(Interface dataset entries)
· · · · ·

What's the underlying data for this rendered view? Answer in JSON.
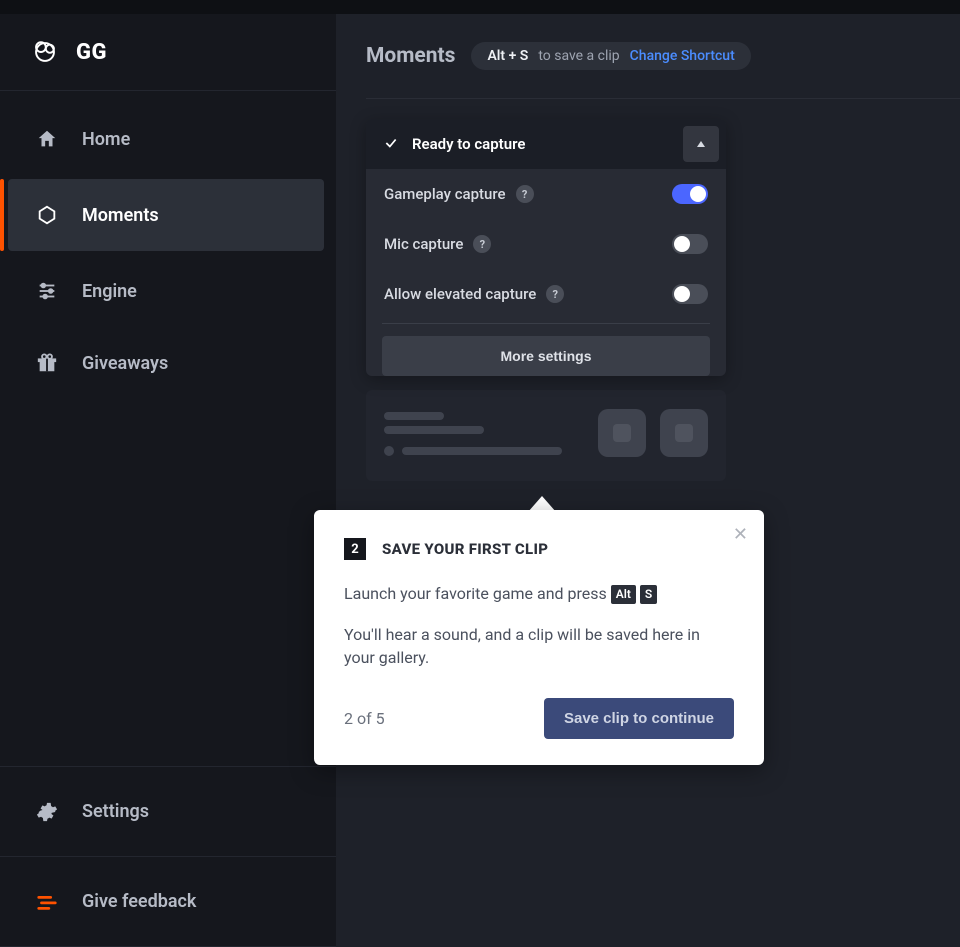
{
  "brand": {
    "name": "GG"
  },
  "sidebar": {
    "items": [
      {
        "label": "Home"
      },
      {
        "label": "Moments"
      },
      {
        "label": "Engine"
      },
      {
        "label": "Giveaways"
      }
    ],
    "bottom": [
      {
        "label": "Settings"
      },
      {
        "label": "Give feedback"
      }
    ]
  },
  "header": {
    "title": "Moments",
    "shortcut_keys": "Alt + S",
    "shortcut_text": "to save a clip",
    "change_link": "Change Shortcut"
  },
  "capture": {
    "status": "Ready to capture",
    "rows": [
      {
        "label": "Gameplay capture",
        "on": true
      },
      {
        "label": "Mic capture",
        "on": false
      },
      {
        "label": "Allow elevated capture",
        "on": false
      }
    ],
    "more": "More settings",
    "help_symbol": "?"
  },
  "tour": {
    "step_number": "2",
    "title": "SAVE YOUR FIRST CLIP",
    "line1_prefix": "Launch your favorite game and press ",
    "key1": "Alt",
    "key2": "S",
    "line2": "You'll hear a sound, and a clip will be saved here in your gallery.",
    "progress": "2 of 5",
    "cta": "Save clip to continue"
  }
}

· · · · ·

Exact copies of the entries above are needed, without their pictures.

* Answer space *
What's the underlying data for this rendered view? Answer in JSON.
{
  "brand": {
    "name": "GG"
  },
  "sidebar": {
    "items": [
      {
        "label": "Home"
      },
      {
        "label": "Moments"
      },
      {
        "label": "Engine"
      },
      {
        "label": "Giveaways"
      }
    ],
    "bottom": [
      {
        "label": "Settings"
      },
      {
        "label": "Give feedback"
      }
    ]
  },
  "header": {
    "title": "Moments",
    "shortcut_keys": "Alt + S",
    "shortcut_text": "to save a clip",
    "change_link": "Change Shortcut"
  },
  "capture": {
    "status": "Ready to capture",
    "rows": [
      {
        "label": "Gameplay capture",
        "on": true
      },
      {
        "label": "Mic capture",
        "on": false
      },
      {
        "label": "Allow elevated capture",
        "on": false
      }
    ],
    "more": "More settings",
    "help_symbol": "?"
  },
  "tour": {
    "step_number": "2",
    "title": "SAVE YOUR FIRST CLIP",
    "line1_prefix": "Launch your favorite game and press ",
    "key1": "Alt",
    "key2": "S",
    "line2": "You'll hear a sound, and a clip will be saved here in your gallery.",
    "progress": "2 of 5",
    "cta": "Save clip to continue"
  }
}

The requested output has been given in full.